Leaping lizards, and some who simply fall

Two looks at how and when lizards fall. First:

Total recoil: Perch compliance alters jumping performance and kinematics in green anole lizards,” Gilman C, Bartlett MB, Gillis G, Irschick DJ., Journal of Experimental Biology, vol. 215, 2012, pp. 220-226. Click on the image here to see video from the experiment.


The authors explain: “Many species of the arboreal lizard genus Anolis occupy habitats in which they must jump to and from unsteady perches, e.g. narrow branches, vines, grass and leaves. Anoles therefore often use compliant perches that could alter jump performance…. We observed that lizards lost contact with compliant horizontal perches prior to perch recoil, and increased perch compliance resulted in decreased jump distance and takeoff speed, likely because of the loss of kinetic energy to the flexion of the perch. However, the most striking effect of perch compliance was an unexpected one; perch recoil following takeoff resulted in the lizards being struck on the tail by the perch, even on the narrowest perches. This interaction between the perch and the tail significantly altered body positioning during flight and landing.”

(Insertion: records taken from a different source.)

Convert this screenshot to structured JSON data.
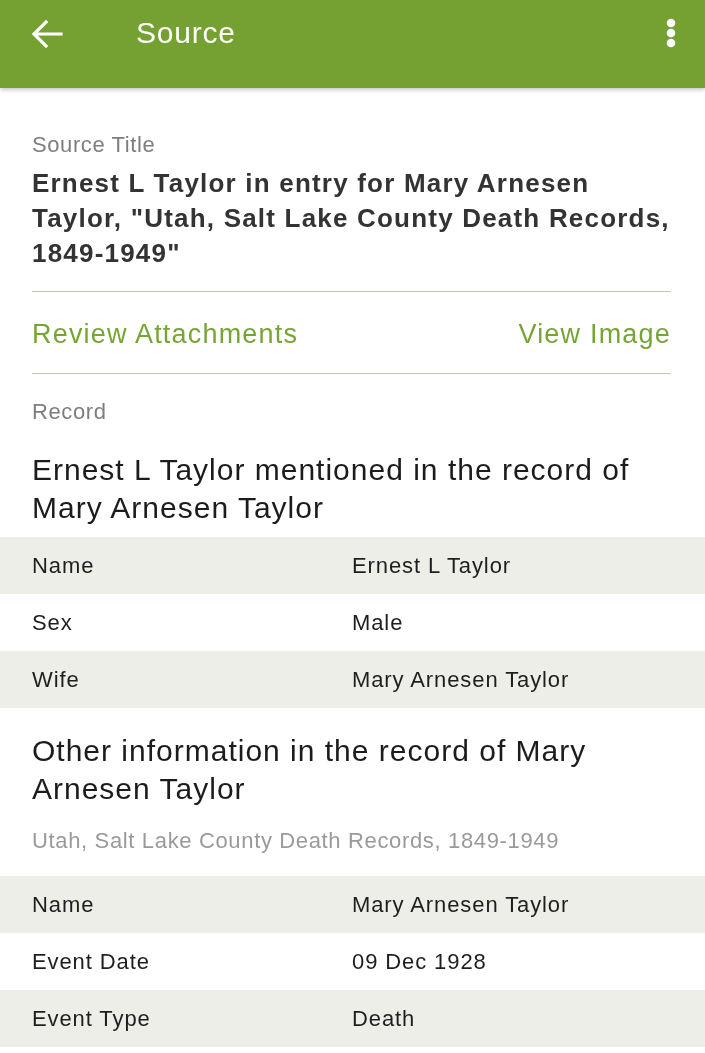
{
  "app_bar": {
    "title": "Source"
  },
  "source": {
    "label": "Source Title",
    "title": "Ernest L Taylor in entry for Mary Arnesen Taylor, \"Utah, Salt Lake County Death Records, 1849-1949\""
  },
  "actions": [
    {
      "label": "Review Attachments"
    },
    {
      "label": "View Image"
    }
  ],
  "record": {
    "label": "Record",
    "heading": "Ernest L Taylor mentioned in the record of Mary Arnesen Taylor",
    "fields": [
      {
        "label": "Name",
        "value": "Ernest L Taylor"
      },
      {
        "label": "Sex",
        "value": "Male"
      },
      {
        "label": "Wife",
        "value": "Mary Arnesen Taylor"
      }
    ]
  },
  "other_information": {
    "heading": "Other information in the record of Mary Arnesen Taylor",
    "collection": "Utah, Salt Lake County Death Records, 1849-1949",
    "fields": [
      {
        "label": "Name",
        "value": "Mary Arnesen Taylor"
      },
      {
        "label": "Event Date",
        "value": "09 Dec 1928"
      },
      {
        "label": "Event Type",
        "value": "Death"
      }
    ]
  }
}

(The Anole Annals wrote an appreciation of this experiment.)

Second, a look back at lizardfall in a California oak woodland.

Third, a look back at frozen lizards falling from Florida trees.